What needs to be done:
The lines wanted are those in the data below that include "screenshot".

Record extracts:
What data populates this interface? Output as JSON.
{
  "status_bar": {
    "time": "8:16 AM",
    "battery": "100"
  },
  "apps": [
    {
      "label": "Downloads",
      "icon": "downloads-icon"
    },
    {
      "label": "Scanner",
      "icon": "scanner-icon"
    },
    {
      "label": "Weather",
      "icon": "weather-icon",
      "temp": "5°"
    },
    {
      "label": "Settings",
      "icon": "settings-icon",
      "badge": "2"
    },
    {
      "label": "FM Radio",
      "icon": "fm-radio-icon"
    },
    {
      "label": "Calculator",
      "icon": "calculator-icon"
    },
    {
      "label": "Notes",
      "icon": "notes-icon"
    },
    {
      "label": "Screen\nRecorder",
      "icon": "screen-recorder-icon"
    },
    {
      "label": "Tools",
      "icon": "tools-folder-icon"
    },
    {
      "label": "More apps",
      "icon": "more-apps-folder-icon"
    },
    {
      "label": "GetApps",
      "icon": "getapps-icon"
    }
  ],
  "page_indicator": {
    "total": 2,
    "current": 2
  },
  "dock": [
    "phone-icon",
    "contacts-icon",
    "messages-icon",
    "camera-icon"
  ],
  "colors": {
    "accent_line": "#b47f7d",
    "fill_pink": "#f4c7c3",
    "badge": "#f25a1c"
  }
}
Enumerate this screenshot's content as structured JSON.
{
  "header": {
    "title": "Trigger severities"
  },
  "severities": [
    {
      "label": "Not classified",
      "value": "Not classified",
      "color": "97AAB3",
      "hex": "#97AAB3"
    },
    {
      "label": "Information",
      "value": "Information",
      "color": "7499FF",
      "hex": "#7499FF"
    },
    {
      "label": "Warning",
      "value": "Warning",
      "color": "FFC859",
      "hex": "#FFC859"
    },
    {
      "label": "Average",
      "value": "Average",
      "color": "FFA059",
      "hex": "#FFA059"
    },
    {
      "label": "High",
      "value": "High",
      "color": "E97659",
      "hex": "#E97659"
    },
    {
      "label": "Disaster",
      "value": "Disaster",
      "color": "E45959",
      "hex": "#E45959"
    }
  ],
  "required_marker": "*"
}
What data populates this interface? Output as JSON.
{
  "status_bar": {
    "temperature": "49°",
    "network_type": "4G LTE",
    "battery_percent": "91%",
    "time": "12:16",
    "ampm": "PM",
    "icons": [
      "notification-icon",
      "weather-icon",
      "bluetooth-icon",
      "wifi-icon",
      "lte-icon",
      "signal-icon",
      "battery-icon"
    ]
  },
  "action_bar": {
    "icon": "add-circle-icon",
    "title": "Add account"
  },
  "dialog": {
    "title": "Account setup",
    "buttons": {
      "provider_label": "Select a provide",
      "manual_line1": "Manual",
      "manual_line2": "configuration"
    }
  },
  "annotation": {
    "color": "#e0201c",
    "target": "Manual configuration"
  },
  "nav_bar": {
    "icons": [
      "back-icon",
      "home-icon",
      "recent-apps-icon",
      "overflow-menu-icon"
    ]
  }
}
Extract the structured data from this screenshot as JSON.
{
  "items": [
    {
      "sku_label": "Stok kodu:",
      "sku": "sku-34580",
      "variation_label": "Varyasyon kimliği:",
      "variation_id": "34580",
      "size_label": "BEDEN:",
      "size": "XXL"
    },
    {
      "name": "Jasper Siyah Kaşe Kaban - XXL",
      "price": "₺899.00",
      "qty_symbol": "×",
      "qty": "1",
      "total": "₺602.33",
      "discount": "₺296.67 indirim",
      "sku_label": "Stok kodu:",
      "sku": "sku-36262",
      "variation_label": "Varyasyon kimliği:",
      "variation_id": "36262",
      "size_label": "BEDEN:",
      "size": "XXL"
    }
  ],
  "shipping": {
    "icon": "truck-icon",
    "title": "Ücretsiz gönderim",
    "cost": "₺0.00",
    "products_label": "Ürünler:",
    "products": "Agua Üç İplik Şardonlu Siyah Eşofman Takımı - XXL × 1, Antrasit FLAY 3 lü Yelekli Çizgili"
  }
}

Reply:
Enumerate this screenshot's content as structured JSON.
Extract the structured data from this screenshot as JSON.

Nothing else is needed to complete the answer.